Work item:
Produce a word-for-word copy of the data that follows, excluding images.
#### Data supplied ####
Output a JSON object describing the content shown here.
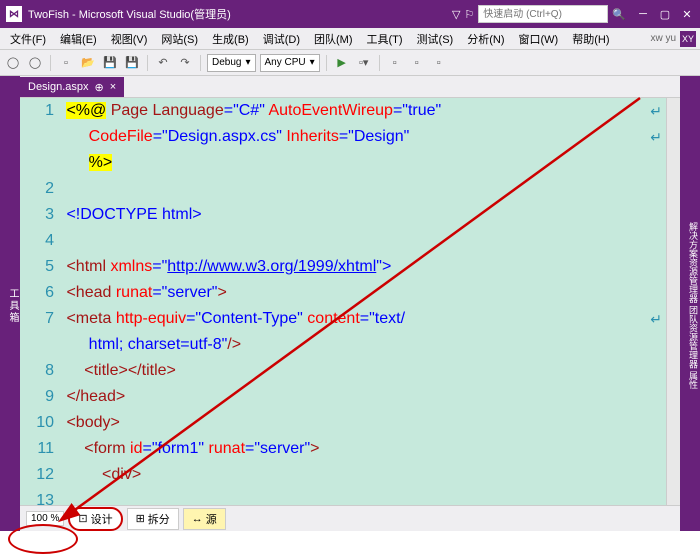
{
  "title": "TwoFish - Microsoft Visual Studio(管理员)",
  "quick_launch_placeholder": "快速启动 (Ctrl+Q)",
  "user_name": "xw yu",
  "user_initials": "XY",
  "menus": [
    "文件(F)",
    "编辑(E)",
    "视图(V)",
    "网站(S)",
    "生成(B)",
    "调试(D)",
    "团队(M)",
    "工具(T)",
    "测试(S)",
    "分析(N)",
    "窗口(W)",
    "帮助(H)"
  ],
  "toolbar": {
    "config": "Debug",
    "platform": "Any CPU"
  },
  "tab": {
    "name": "Design.aspx",
    "pinned": "⊕",
    "close": "×"
  },
  "zoom": "100 %",
  "bottom_tabs": {
    "design": "设计",
    "split": "拆分",
    "source": "源"
  },
  "right_strip": "解决方案资源管理器  团队资源管理器  属性",
  "left_strip": "工具箱",
  "code": {
    "l1a": "<%@",
    "l1b": " Page Language",
    "l1c": "=\"C#\"",
    "l1d": " AutoEventWireup",
    "l1e": "=\"true\"",
    "l1f": "CodeFile",
    "l1g": "=\"Design.aspx.cs\"",
    "l1h": " Inherits",
    "l1i": "=\"Design\"",
    "l1j": "%>",
    "l3": "<!DOCTYPE html>",
    "l5a": "<html ",
    "l5b": "xmlns",
    "l5c": "=\"",
    "l5d": "http://www.w3.org/1999/xhtml",
    "l5e": "\">",
    "l6a": "<head ",
    "l6b": "runat",
    "l6c": "=\"server\"",
    "l7a": "<meta ",
    "l7b": "http-equiv",
    "l7c": "=\"Content-Type\"",
    "l7d": " content",
    "l7e": "=\"text/",
    "l7f": "html; charset=utf-8\"",
    "l7g": "/>",
    "l8a": "<title>",
    "l8b": "</title>",
    "l9": "</head>",
    "l10": "<body>",
    "l11a": "<form ",
    "l11b": "id",
    "l11c": "=\"form1\"",
    "l11d": " runat",
    "l11e": "=\"server\"",
    "l12": "<div>"
  },
  "lines": [
    "1",
    "2",
    "3",
    "4",
    "5",
    "6",
    "7",
    "8",
    "9",
    "10",
    "11",
    "12",
    "13"
  ]
}
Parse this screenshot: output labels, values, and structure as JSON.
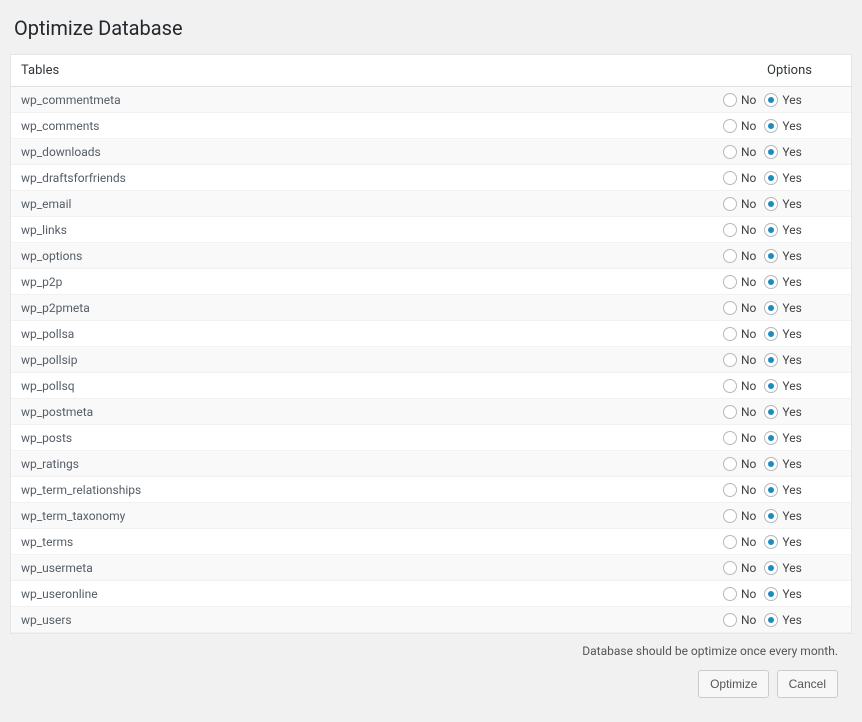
{
  "page_title": "Optimize Database",
  "headers": {
    "tables": "Tables",
    "options": "Options"
  },
  "option_labels": {
    "no": "No",
    "yes": "Yes"
  },
  "tables": [
    {
      "name": "wp_commentmeta",
      "selected": "yes"
    },
    {
      "name": "wp_comments",
      "selected": "yes"
    },
    {
      "name": "wp_downloads",
      "selected": "yes"
    },
    {
      "name": "wp_draftsforfriends",
      "selected": "yes"
    },
    {
      "name": "wp_email",
      "selected": "yes"
    },
    {
      "name": "wp_links",
      "selected": "yes"
    },
    {
      "name": "wp_options",
      "selected": "yes"
    },
    {
      "name": "wp_p2p",
      "selected": "yes"
    },
    {
      "name": "wp_p2pmeta",
      "selected": "yes"
    },
    {
      "name": "wp_pollsa",
      "selected": "yes"
    },
    {
      "name": "wp_pollsip",
      "selected": "yes"
    },
    {
      "name": "wp_pollsq",
      "selected": "yes"
    },
    {
      "name": "wp_postmeta",
      "selected": "yes"
    },
    {
      "name": "wp_posts",
      "selected": "yes"
    },
    {
      "name": "wp_ratings",
      "selected": "yes"
    },
    {
      "name": "wp_term_relationships",
      "selected": "yes"
    },
    {
      "name": "wp_term_taxonomy",
      "selected": "yes"
    },
    {
      "name": "wp_terms",
      "selected": "yes"
    },
    {
      "name": "wp_usermeta",
      "selected": "yes"
    },
    {
      "name": "wp_useronline",
      "selected": "yes"
    },
    {
      "name": "wp_users",
      "selected": "yes"
    }
  ],
  "footer_note": "Database should be optimize once every month.",
  "buttons": {
    "optimize": "Optimize",
    "cancel": "Cancel"
  }
}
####
Exercise response:
Output a JSON object describing the content shown here.
{
  "title": "TwoFish - Microsoft Visual Studio(管理员)",
  "quick_launch_placeholder": "快速启动 (Ctrl+Q)",
  "user_name": "xw yu",
  "user_initials": "XY",
  "menus": [
    "文件(F)",
    "编辑(E)",
    "视图(V)",
    "网站(S)",
    "生成(B)",
    "调试(D)",
    "团队(M)",
    "工具(T)",
    "测试(S)",
    "分析(N)",
    "窗口(W)",
    "帮助(H)"
  ],
  "toolbar": {
    "config": "Debug",
    "platform": "Any CPU"
  },
  "tab": {
    "name": "Design.aspx",
    "pinned": "⊕",
    "close": "×"
  },
  "zoom": "100 %",
  "bottom_tabs": {
    "design": "设计",
    "split": "拆分",
    "source": "源"
  },
  "right_strip": "解决方案资源管理器  团队资源管理器  属性",
  "left_strip": "工具箱",
  "code": {
    "l1a": "<%@",
    "l1b": " Page Language",
    "l1c": "=\"C#\"",
    "l1d": " AutoEventWireup",
    "l1e": "=\"true\"",
    "l1f": "CodeFile",
    "l1g": "=\"Design.aspx.cs\"",
    "l1h": " Inherits",
    "l1i": "=\"Design\"",
    "l1j": "%>",
    "l3": "<!DOCTYPE html>",
    "l5a": "<html ",
    "l5b": "xmlns",
    "l5c": "=\"",
    "l5d": "http://www.w3.org/1999/xhtml",
    "l5e": "\">",
    "l6a": "<head ",
    "l6b": "runat",
    "l6c": "=\"server\"",
    "l7a": "<meta ",
    "l7b": "http-equiv",
    "l7c": "=\"Content-Type\"",
    "l7d": " content",
    "l7e": "=\"text/",
    "l7f": "html; charset=utf-8\"",
    "l7g": "/>",
    "l8a": "<title>",
    "l8b": "</title>",
    "l9": "</head>",
    "l10": "<body>",
    "l11a": "<form ",
    "l11b": "id",
    "l11c": "=\"form1\"",
    "l11d": " runat",
    "l11e": "=\"server\"",
    "l12": "<div>"
  },
  "lines": [
    "1",
    "2",
    "3",
    "4",
    "5",
    "6",
    "7",
    "8",
    "9",
    "10",
    "11",
    "12",
    "13"
  ]
}
Parse this screenshot: output labels, values, and structure as JSON.
{
  "page_title": "Optimize Database",
  "headers": {
    "tables": "Tables",
    "options": "Options"
  },
  "option_labels": {
    "no": "No",
    "yes": "Yes"
  },
  "tables": [
    {
      "name": "wp_commentmeta",
      "selected": "yes"
    },
    {
      "name": "wp_comments",
      "selected": "yes"
    },
    {
      "name": "wp_downloads",
      "selected": "yes"
    },
    {
      "name": "wp_draftsforfriends",
      "selected": "yes"
    },
    {
      "name": "wp_email",
      "selected": "yes"
    },
    {
      "name": "wp_links",
      "selected": "yes"
    },
    {
      "name": "wp_options",
      "selected": "yes"
    },
    {
      "name": "wp_p2p",
      "selected": "yes"
    },
    {
      "name": "wp_p2pmeta",
      "selected": "yes"
    },
    {
      "name": "wp_pollsa",
      "selected": "yes"
    },
    {
      "name": "wp_pollsip",
      "selected": "yes"
    },
    {
      "name": "wp_pollsq",
      "selected": "yes"
    },
    {
      "name": "wp_postmeta",
      "selected": "yes"
    },
    {
      "name": "wp_posts",
      "selected": "yes"
    },
    {
      "name": "wp_ratings",
      "selected": "yes"
    },
    {
      "name": "wp_term_relationships",
      "selected": "yes"
    },
    {
      "name": "wp_term_taxonomy",
      "selected": "yes"
    },
    {
      "name": "wp_terms",
      "selected": "yes"
    },
    {
      "name": "wp_usermeta",
      "selected": "yes"
    },
    {
      "name": "wp_useronline",
      "selected": "yes"
    },
    {
      "name": "wp_users",
      "selected": "yes"
    }
  ],
  "footer_note": "Database should be optimize once every month.",
  "buttons": {
    "optimize": "Optimize",
    "cancel": "Cancel"
  }
}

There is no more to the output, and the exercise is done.